As a student at Virginia Theological Seminary I can remember waking at two o'clock in the morning with 5 papers due in less than two weeks, crying and asking myself "What in the world made me think I could do this?" The papers would get written and eventually returned with a passing grade but I didn't understand at the time that the content of those papers was far less important than everything that went along with having had to write them.
I can remember one summer, sitting day after day with the terminally ill nursing home residents that I was assigned to as a Clinical Pastoral Education student, trying to conjure helpful words or insights but feeling at a complete loss to do so, and learning a similar lesson. The learning wouldn't come as we students would find the right words to say but rather from the struggle of discovering that we didn't possess them.
I can also remember struggling with the challenge to overcome the vanity that every young postulant must overcome on their path to the priesthood as a seminarian at my field education site, The Church of the Epiphany in Washington, DC. I'm grateful for my fellow seminarian Eleanor Holland and for our mentor there, The Rev. Randolph Charles; grateful for for all that he and the flock that he felt called to serve - the homeless of downtown Washington - taught both of us.
After a first assignment as a new priest in the Diocese of Kentucky I regularly returned to the place that had become, because of those many transformational experiences, my spiritual home. I came back at every opportunity I could, attending yearly preaching conferences at the National Cathedral, one of them taught by the Rev. Francis Wade. In those first few years out of seminary I would apply for jobs as the rector at churches in the Diocese of Washington, not realizing how under-qualified I was!
All of this is a way of me sharing with the members of St. Alban's about what a profoundly emotional experience it was when during yesterdays church services, and totally by surprise, Emily Griffin and I were presented with gifts from the parish in recognition for our work as priests at St. Alban's parish. I wept during the service and continued to do so throughout the day. I wept during the Oscars when every time one of those little golden statues was awarded I felt like I had won one of my own. But mine had come from the church not from (with all due respect) La La Land.

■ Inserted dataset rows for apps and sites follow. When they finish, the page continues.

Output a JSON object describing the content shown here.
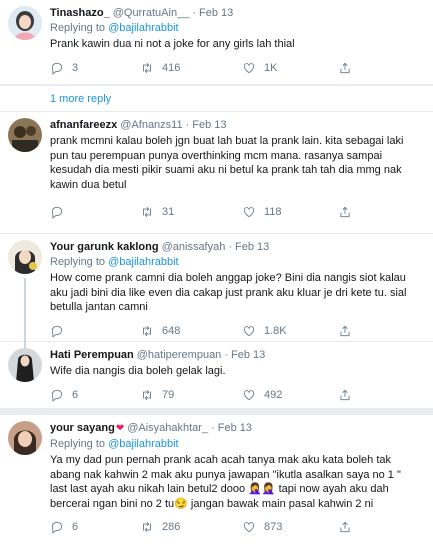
{
  "tweets": [
    {
      "name": "Tinashazo_",
      "handle": "@QurratuAin__",
      "date": "Feb 13",
      "replying_prefix": "Replying to",
      "replying_to": "@bajilahrabbit",
      "text": "Prank kawin dua ni not a joke for any girls lah thial",
      "replies": "3",
      "retweets": "416",
      "likes": "1K",
      "more_replies": "1 more reply",
      "avatar_bg": "#d9e7ef"
    },
    {
      "name": "afnanfareezx",
      "handle": "@Afnanzs11",
      "date": "Feb 13",
      "text": "prank mcmni kalau boleh jgn buat lah buat la prank lain. kita sebagai laki pun tau perempuan punya overthinking mcm mana. rasanya sampai kesudah dia mesti pikir suami aku ni betul ka prank tah tah dia mmg nak kawin dua betul",
      "replies": "",
      "retweets": "31",
      "likes": "118",
      "avatar_bg": "#6b5a3f"
    },
    {
      "name": "Your garunk kaklong",
      "handle": "@anissafyah",
      "date": "Feb 13",
      "replying_prefix": "Replying to",
      "replying_to": "@bajilahrabbit",
      "text": "How come prank camni dia boleh anggap joke? Bini dia nangis siot kalau aku jadi bini dia like even dia cakap just prank aku kluar je dri kete tu. sial betulla jantan camni",
      "replies": "",
      "retweets": "648",
      "likes": "1.8K",
      "avatar_bg": "#e9e4da"
    },
    {
      "name": "Hati Perempuan",
      "handle": "@hatiperempuan",
      "date": "Feb 13",
      "text": "Wife dia nangis dia boleh gelak lagi.",
      "replies": "6",
      "retweets": "79",
      "likes": "492",
      "avatar_bg": "#cfd3d6"
    },
    {
      "name": "your sayang",
      "handle": "@Aisyahakhtar_",
      "date": "Feb 13",
      "replying_prefix": "Replying to",
      "replying_to": "@bajilahrabbit",
      "text_parts": [
        "Ya my dad pun pernah prank acah acah tanya mak aku kata boleh tak abang nak kahwin 2 mak aku punya jawapan \"ikutla asalkan saya no 1 \" last last ayah aku nikah lain betul2 dooo",
        "tapi now ayah aku dah bercerai ngan bini no 2 tu",
        "jangan bawak main pasal kahwin 2 ni"
      ],
      "emoji_facepalm": "🤦‍♀️",
      "emoji_smirk": "😏",
      "replies": "6",
      "retweets": "286",
      "likes": "873",
      "avatar_bg": "#caa28d"
    }
  ],
  "icons": {
    "reply": "reply-icon",
    "retweet": "retweet-icon",
    "like": "like-icon",
    "share": "share-icon",
    "heart_badge": "red-heart-icon"
  },
  "colors": {
    "link": "#1b95e0",
    "muted": "#657786",
    "text": "#14171a",
    "border": "#e6ecf0",
    "heart": "#e0245e"
  }
}
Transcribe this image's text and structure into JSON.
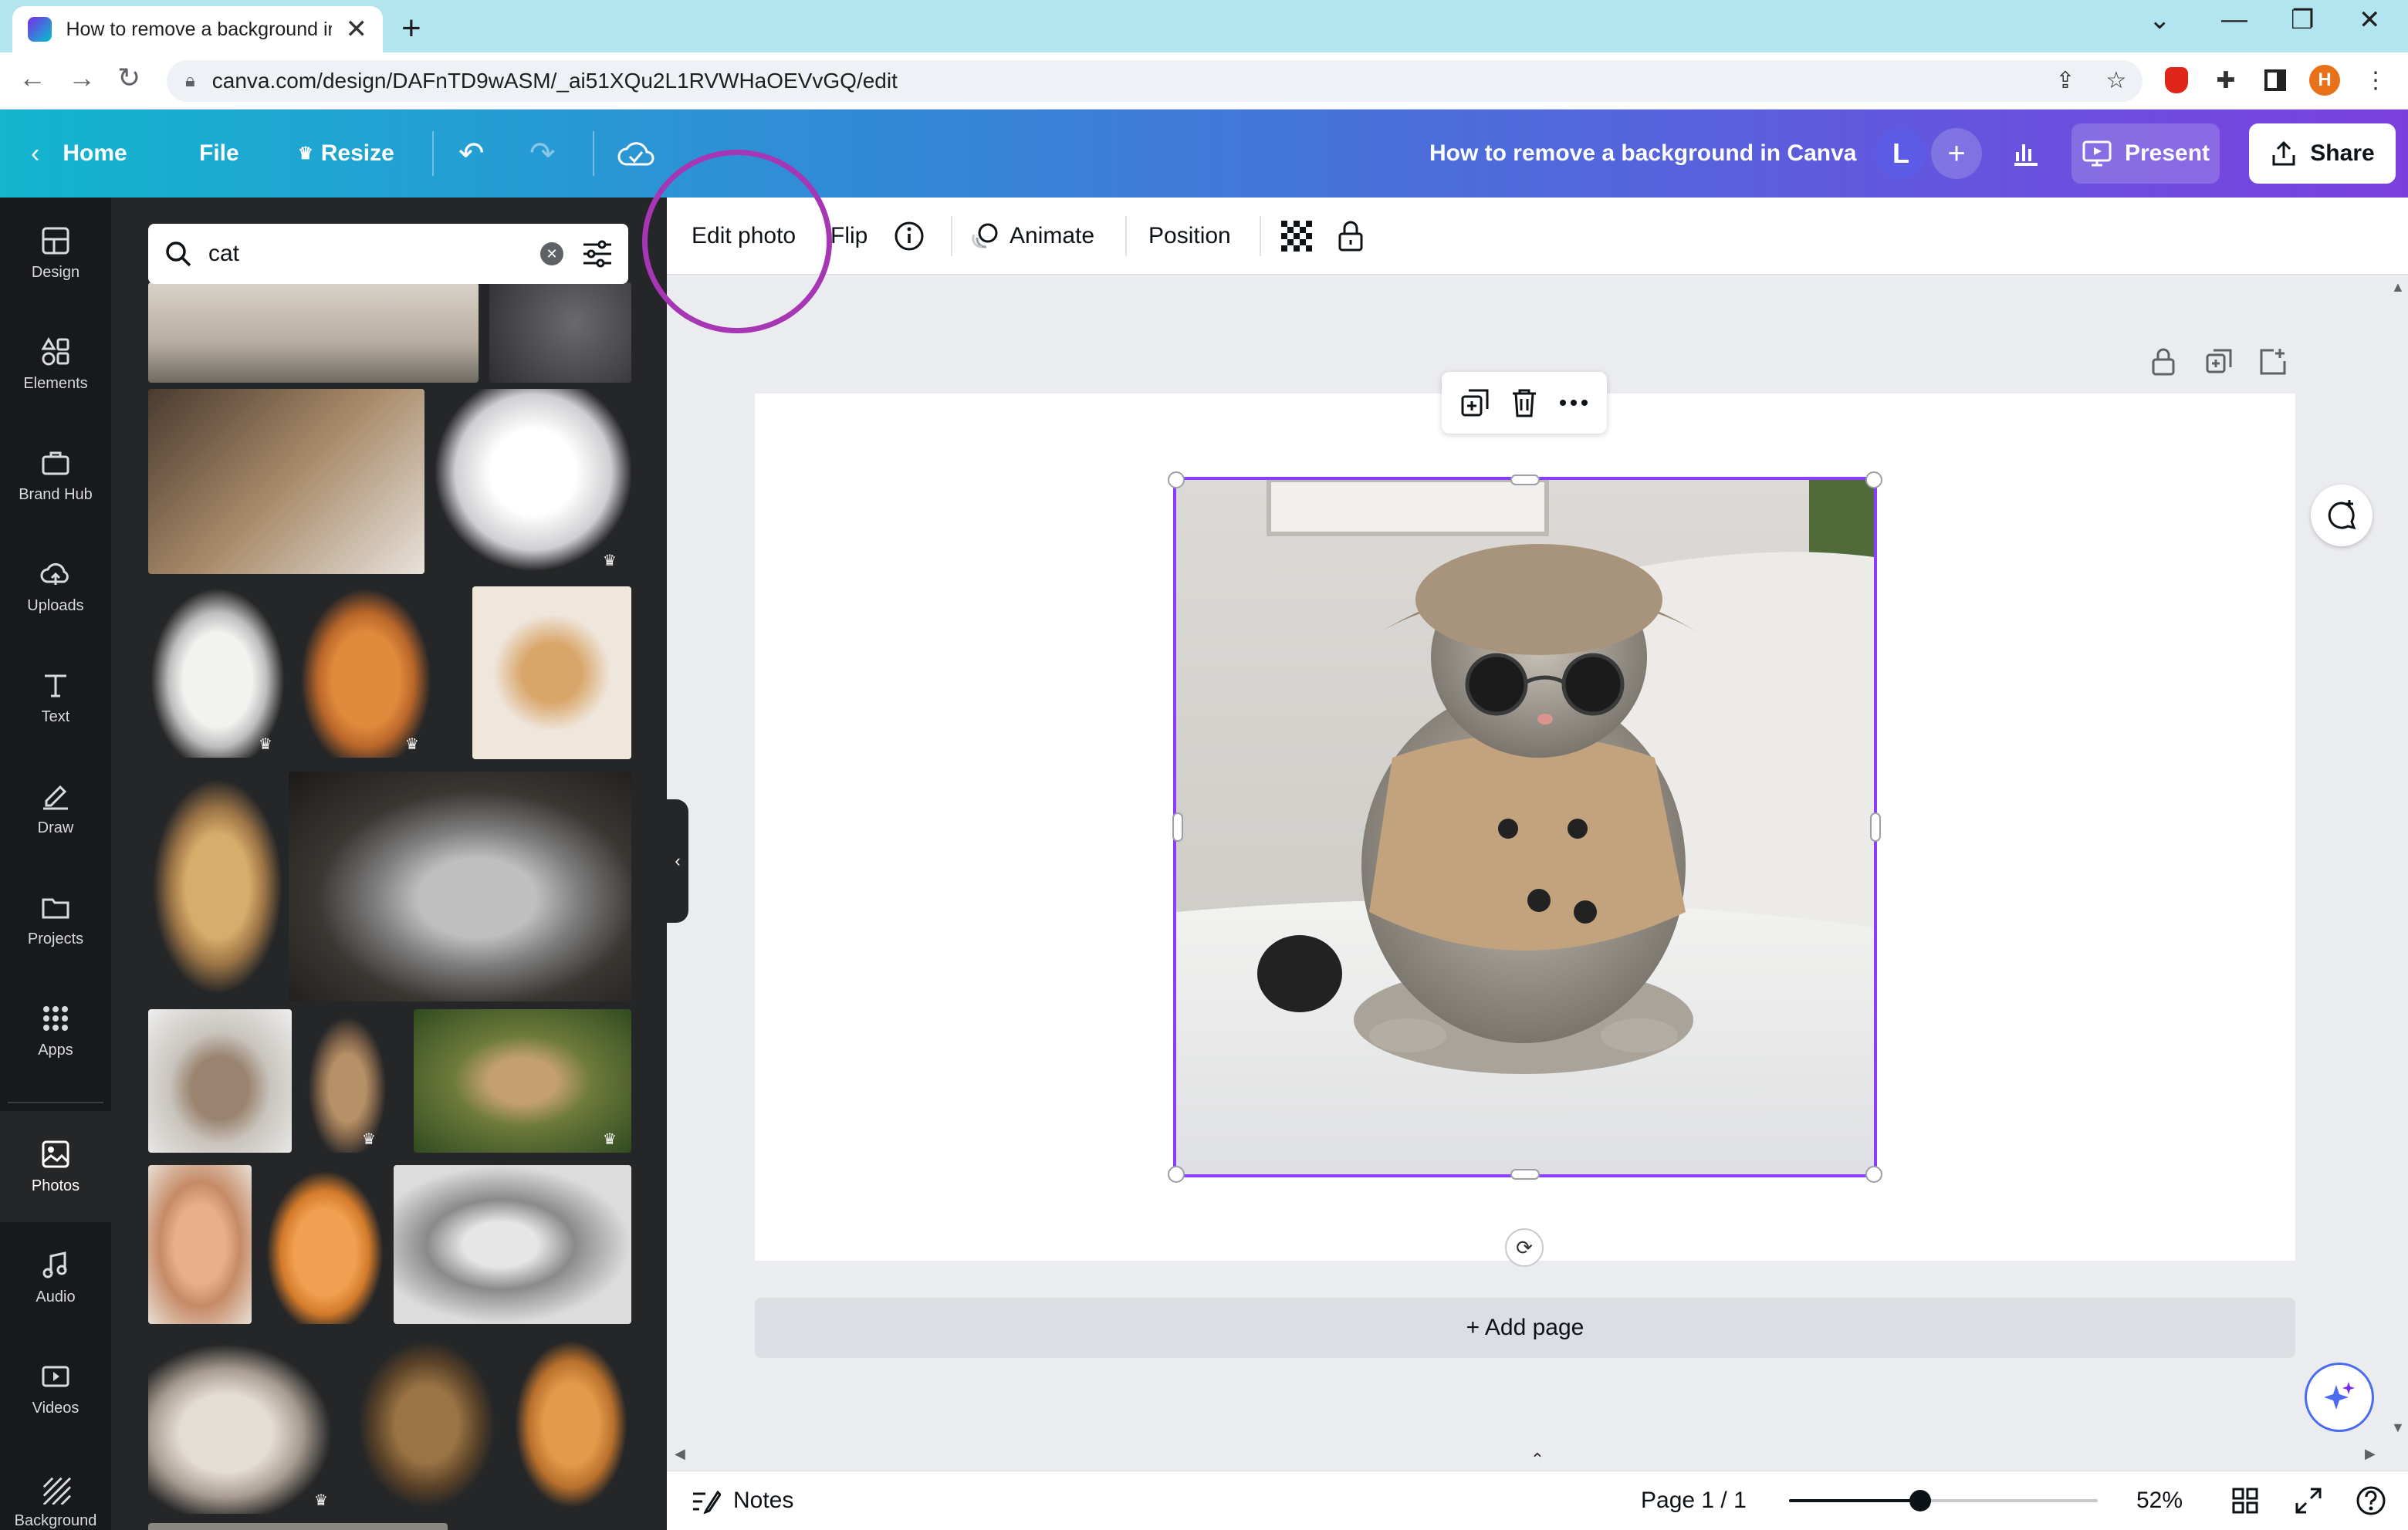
{
  "browser": {
    "tab_title": "How to remove a background in Canva",
    "url": "canva.com/design/DAFnTD9wASM/_ai51XQu2L1RVWHaOEVvGQ/edit",
    "profile_initial": "H"
  },
  "header": {
    "home": "Home",
    "file": "File",
    "resize": "Resize",
    "doc_title": "How to remove a background in Canva",
    "avatar_initial": "L",
    "present": "Present",
    "share": "Share"
  },
  "rail": {
    "items": [
      {
        "label": "Design",
        "icon": "layout-icon"
      },
      {
        "label": "Elements",
        "icon": "shapes-icon"
      },
      {
        "label": "Brand Hub",
        "icon": "briefcase-icon"
      },
      {
        "label": "Uploads",
        "icon": "cloud-upload-icon"
      },
      {
        "label": "Text",
        "icon": "text-icon"
      },
      {
        "label": "Draw",
        "icon": "pen-icon"
      },
      {
        "label": "Projects",
        "icon": "folder-icon"
      },
      {
        "label": "Apps",
        "icon": "grid-icon"
      },
      {
        "label": "Photos",
        "icon": "image-icon"
      },
      {
        "label": "Audio",
        "icon": "music-icon"
      },
      {
        "label": "Videos",
        "icon": "video-icon"
      },
      {
        "label": "Background",
        "icon": "stripes-icon"
      }
    ],
    "active": "Photos"
  },
  "search": {
    "value": "cat"
  },
  "context_toolbar": {
    "edit_photo": "Edit photo",
    "flip": "Flip",
    "animate": "Animate",
    "position": "Position"
  },
  "canvas": {
    "add_page": "+ Add page"
  },
  "footer": {
    "notes": "Notes",
    "page_indicator": "Page 1 / 1",
    "zoom": "52%",
    "zoom_fraction": 0.52
  },
  "colors": {
    "header_start": "#13b5cf",
    "header_end": "#7b3fe0",
    "selection": "#8b3dff",
    "highlight_circle": "#a636b4",
    "rail_bg": "#18191b",
    "panel_bg": "#252627"
  }
}
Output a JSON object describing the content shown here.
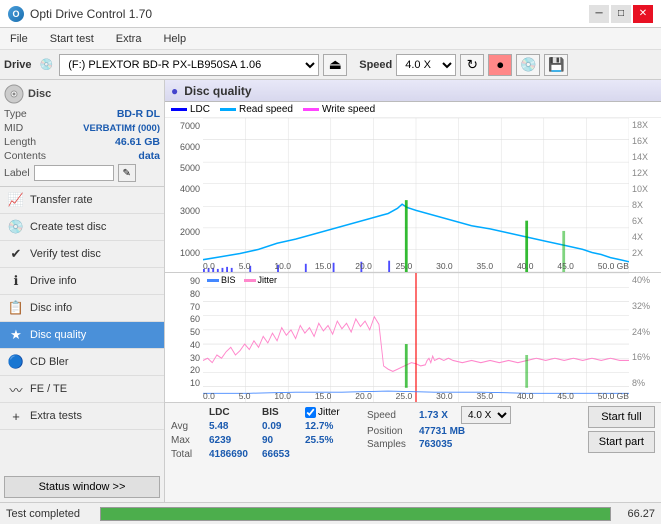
{
  "app": {
    "title": "Opti Drive Control 1.70",
    "icon": "●"
  },
  "titleControls": {
    "minimize": "─",
    "maximize": "□",
    "close": "✕"
  },
  "menu": {
    "items": [
      "File",
      "Start test",
      "Extra",
      "Help"
    ]
  },
  "driveToolbar": {
    "label": "Drive",
    "driveValue": "(F:) PLEXTOR BD-R PX-LB950SA 1.06",
    "speedLabel": "Speed",
    "speedValue": "4.0 X"
  },
  "disc": {
    "title": "Disc",
    "type_label": "Type",
    "type_value": "BD-R DL",
    "mid_label": "MID",
    "mid_value": "VERBATIMf (000)",
    "length_label": "Length",
    "length_value": "46.61 GB",
    "contents_label": "Contents",
    "contents_value": "data",
    "label_label": "Label"
  },
  "nav": {
    "items": [
      {
        "id": "transfer-rate",
        "label": "Transfer rate",
        "icon": "📈"
      },
      {
        "id": "create-test-disc",
        "label": "Create test disc",
        "icon": "💿"
      },
      {
        "id": "verify-test-disc",
        "label": "Verify test disc",
        "icon": "✔"
      },
      {
        "id": "drive-info",
        "label": "Drive info",
        "icon": "ℹ"
      },
      {
        "id": "disc-info",
        "label": "Disc info",
        "icon": "📋"
      },
      {
        "id": "disc-quality",
        "label": "Disc quality",
        "icon": "★",
        "active": true
      },
      {
        "id": "cd-bler",
        "label": "CD Bler",
        "icon": "🔵"
      },
      {
        "id": "fe-te",
        "label": "FE / TE",
        "icon": "〰"
      },
      {
        "id": "extra-tests",
        "label": "Extra tests",
        "icon": "+"
      }
    ]
  },
  "statusBtn": "Status window >>",
  "status": {
    "text": "Test completed",
    "progress": 100,
    "value": "66.27"
  },
  "chart": {
    "title": "Disc quality",
    "icon": "●",
    "legend": {
      "ldc": "LDC",
      "read": "Read speed",
      "write": "Write speed"
    },
    "topYAxis": [
      "7000",
      "6000",
      "5000",
      "4000",
      "3000",
      "2000",
      "1000"
    ],
    "topYAxisRight": [
      "18X",
      "16X",
      "14X",
      "12X",
      "10X",
      "8X",
      "6X",
      "4X",
      "2X"
    ],
    "xAxis": [
      "0.0",
      "5.0",
      "10.0",
      "15.0",
      "20.0",
      "25.0",
      "30.0",
      "35.0",
      "40.0",
      "45.0",
      "50.0 GB"
    ],
    "bottomLegend": {
      "bis": "BIS",
      "jitter": "Jitter"
    },
    "bottomYAxis": [
      "90",
      "80",
      "70",
      "60",
      "50",
      "40",
      "30",
      "20",
      "10"
    ],
    "bottomYAxisRight": [
      "40%",
      "32%",
      "24%",
      "16%",
      "8%"
    ]
  },
  "stats": {
    "ldc_label": "LDC",
    "bis_label": "BIS",
    "jitter_checked": true,
    "jitter_label": "Jitter",
    "speed_label": "Speed",
    "speed_value": "1.73 X",
    "speed_select": "4.0 X",
    "avg_label": "Avg",
    "avg_ldc": "5.48",
    "avg_bis": "0.09",
    "avg_jitter": "12.7%",
    "max_label": "Max",
    "max_ldc": "6239",
    "max_bis": "90",
    "max_jitter": "25.5%",
    "total_label": "Total",
    "total_ldc": "4186690",
    "total_bis": "66653",
    "position_label": "Position",
    "position_value": "47731 MB",
    "samples_label": "Samples",
    "samples_value": "763035",
    "start_full": "Start full",
    "start_part": "Start part"
  }
}
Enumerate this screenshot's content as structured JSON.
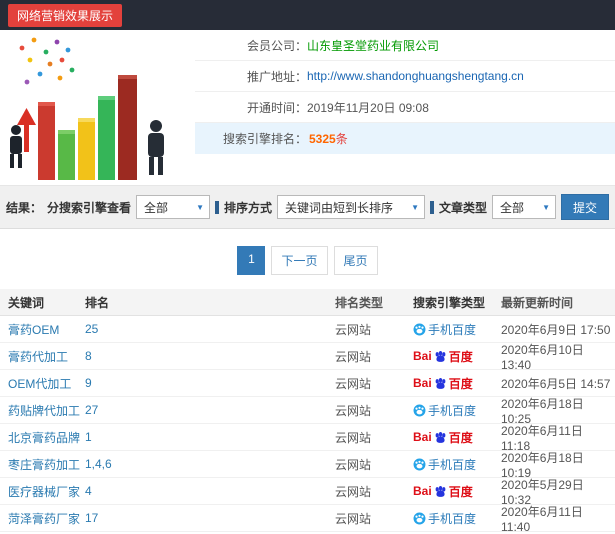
{
  "topbar": {
    "title": "网络营销效果展示"
  },
  "profile": {
    "company_label": "会员公司：",
    "company_value": "山东皇圣堂药业有限公司",
    "url_label": "推广地址：",
    "url_value": "http://www.shandonghuangshengtang.cn",
    "opened_label": "开通时间：",
    "opened_value": "2019年11月20日 09:08",
    "rank_label": "搜索引擎排名：",
    "rank_count": "5325",
    "rank_unit": "条"
  },
  "filters": {
    "result_label": "结果：",
    "engine_label": "分搜索引擎查看",
    "engine_value": "全部",
    "sort_label": "排序方式",
    "sort_value": "关键词由短到长排序",
    "article_label": "文章类型",
    "article_value": "全部",
    "submit_label": "提交"
  },
  "pagination": {
    "current": "1",
    "next_label": "下一页",
    "last_label": "尾页"
  },
  "logos": {
    "baidu_prefix": "Bai",
    "baidu_text": "百度",
    "mobile_text": "手机百度"
  },
  "table": {
    "headers": [
      "关键词",
      "排名",
      "排名类型",
      "搜索引擎类型",
      "最新更新时间"
    ],
    "rows": [
      {
        "keyword": "膏药OEM",
        "rank": "25",
        "rank_type": "云网站",
        "engine": "mobile-baidu",
        "updated": "2020年6月9日 17:50"
      },
      {
        "keyword": "膏药代加工",
        "rank": "8",
        "rank_type": "云网站",
        "engine": "baidu",
        "updated": "2020年6月10日 13:40"
      },
      {
        "keyword": "OEM代加工",
        "rank": "9",
        "rank_type": "云网站",
        "engine": "baidu",
        "updated": "2020年6月5日 14:57"
      },
      {
        "keyword": "药贴牌代加工",
        "rank": "27",
        "rank_type": "云网站",
        "engine": "mobile-baidu",
        "updated": "2020年6月18日 10:25"
      },
      {
        "keyword": "北京膏药品牌",
        "rank": "1",
        "rank_type": "云网站",
        "engine": "baidu",
        "updated": "2020年6月11日 11:18"
      },
      {
        "keyword": "枣庄膏药加工",
        "rank": "1,4,6",
        "rank_type": "云网站",
        "engine": "mobile-baidu",
        "updated": "2020年6月18日 10:19"
      },
      {
        "keyword": "医疗器械厂家",
        "rank": "4",
        "rank_type": "云网站",
        "engine": "baidu",
        "updated": "2020年5月29日 10:32"
      },
      {
        "keyword": "菏泽膏药厂家",
        "rank": "17",
        "rank_type": "云网站",
        "engine": "mobile-baidu",
        "updated": "2020年6月11日 11:40"
      }
    ]
  }
}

For those who weren't in attendance at yesterday's services and for those who read these Daily Cups from afar, a new Altar Missal for St. Alban's was presented in recognition of Emily's work and a new Gospel Book for mine. As a lover of Holy Scripture and as one of my greatest privileges as a priest is to read the Gospel during church, to have my name inscribed in that book in particular is almost more than I can bear.
When pondering this post for today I struggled a bit with the fact that it might seem self-indulgent. But not writing it would be the equivalent of winning an Oscar and then sitting in my seat looking smug. I feel blessed more so than deserving. I am honored and I am humbled. I am profoundly grateful to the parishioners who served on my discernment committee at St. Francis in the Fields those many years ago, for the students who struggled along with me in seminary, for my many teachers and mentors in the faith, and for the people of St. Alban's. This feels like a sort of culmination and makes me think I ought to be careful crossing the street.
Thank you, people of St. Alban's, and know this: What you gave Emily and I yesterday was such a gift, and, while I won't speak for Emily, my hunch is it that these gifts will make each of us, in our own way, better priests.